Mones now works full time as a fitness
specialist for BMC Software's corporate
But that's not the only hat she wears.
This 30-year old, brimming over with
energy, is owner and trainer of her own
boot camp—yes, that's boot camp, and it's
styled after military boot camps. The difference is, enlistees only have to sign up
for four weeks instead of years.
But it's a tough four weeks. Boot camp
is for women only and the tough only Up
before the crack of dawn, they meet from
5 a.m. until 6 a.m., Monday through
Friday. The training is aimed at superior
"We do exercises, running, jumping
jacks, lunges and obstacles," Mones said.
She said some women are already fit and
enlist to get fitter, while some to merely
want to get fit and lose weight.
A hundred percent Energy
adays, when she's not doing personal training, she said she's "one hundred
percent Houston Energy" And running
Houston Energy is a lot of work. "Although
the season runs from August through
October, we start in mid January trying to
get sponsorships for the next season."
There's alsb travel and accommodations to be arranged for away games. They
traveled to Dallas for their first game this
season. Unfortunately, they lost that game
by the narrow margin of 28-26.
mind, assured Mones. "We're going to get
them when they get to play here."
Last weekend they traveled to
Indianapolis where they soundly beat
the Indiana Speed by 64-6.
In the Women's Professional football
League for five years, the Houston
Energy won the championship for the
first three years, but didn't make the
playoffs last year. Mones said the goal
this year is to regain the crown.
Mones is always on the go and never
seems to slow down. She talks so fast it's
hard to keep up with her. She doesn't have
much time for fun and recreation and
rarely enough time for her pit bull, Sho'ka.
"She's so sweet.
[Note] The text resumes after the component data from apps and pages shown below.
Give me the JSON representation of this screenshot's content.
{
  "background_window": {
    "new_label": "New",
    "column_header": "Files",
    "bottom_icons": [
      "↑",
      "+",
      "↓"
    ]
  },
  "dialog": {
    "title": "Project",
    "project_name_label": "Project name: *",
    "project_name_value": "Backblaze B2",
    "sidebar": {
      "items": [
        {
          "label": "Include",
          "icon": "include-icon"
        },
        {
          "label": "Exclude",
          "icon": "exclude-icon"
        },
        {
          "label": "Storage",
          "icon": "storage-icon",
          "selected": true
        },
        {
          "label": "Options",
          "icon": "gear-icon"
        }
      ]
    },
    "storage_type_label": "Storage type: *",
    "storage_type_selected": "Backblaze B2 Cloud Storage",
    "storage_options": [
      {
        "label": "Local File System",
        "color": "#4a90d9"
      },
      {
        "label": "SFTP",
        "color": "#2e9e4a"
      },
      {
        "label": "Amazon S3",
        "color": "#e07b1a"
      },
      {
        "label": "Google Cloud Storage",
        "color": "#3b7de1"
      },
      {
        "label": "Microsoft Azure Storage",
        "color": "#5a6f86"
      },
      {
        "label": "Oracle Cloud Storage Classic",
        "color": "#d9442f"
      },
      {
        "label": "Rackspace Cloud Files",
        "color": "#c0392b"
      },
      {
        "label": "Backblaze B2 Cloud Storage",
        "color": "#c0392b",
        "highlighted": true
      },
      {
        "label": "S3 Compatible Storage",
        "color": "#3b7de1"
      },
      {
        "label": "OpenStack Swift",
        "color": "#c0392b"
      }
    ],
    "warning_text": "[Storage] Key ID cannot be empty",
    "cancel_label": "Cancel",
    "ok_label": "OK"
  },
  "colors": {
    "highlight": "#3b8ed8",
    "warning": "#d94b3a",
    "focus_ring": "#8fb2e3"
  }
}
Owners are the reason pit
bulls get a bad rep," she said. Sho'ka
(which means second child) is so sweet.
she recently ran away from a cat.
Mimes despises and defies labels. She does
not see herself as a lesbian, bi-sexual or heterosexual. Her relationship with Agee is her
first with a woman, and she said, she is not
nut to make any grand announcement about
her sexual orientation. She is simply herself
She also bristles when people suggest
or assume that all the players on the team
are lesbians. "They are all kinds of
women -a lot of different women with
different experiences. Some are mal
and some have children."
They all sacrifice a lol to play, said
Mones. "They play for the love of the
game. They dedicate their time and effort
to play. That was never available to them
before versus spending time with their
families." And they basically do it for free.
"The players pay to play. They have Io End
sponsors to fund their travel and uniforms. They can keep 25 percent of their
sponsorship money, but that's all."
The team plays at Rice Stadium. "We
average 700 to 800 people a game, and
they look lost in such a big stadium,"
Mones said. "You look out at all those
seats, and they are all empty." Ideally.
they would like to find a smaller stadium that would seem more crowded.
Mones and Agee have little time for anything but football right now. No time to travel and little time to have fun. They have to
wait until the end of the season lor that.
Then they may take a trip- though not to a
quiet beach to relax bin to bustling Las
Vegas. When you're as accustomed io activi
ty as Mones and Agee, it's hard slow down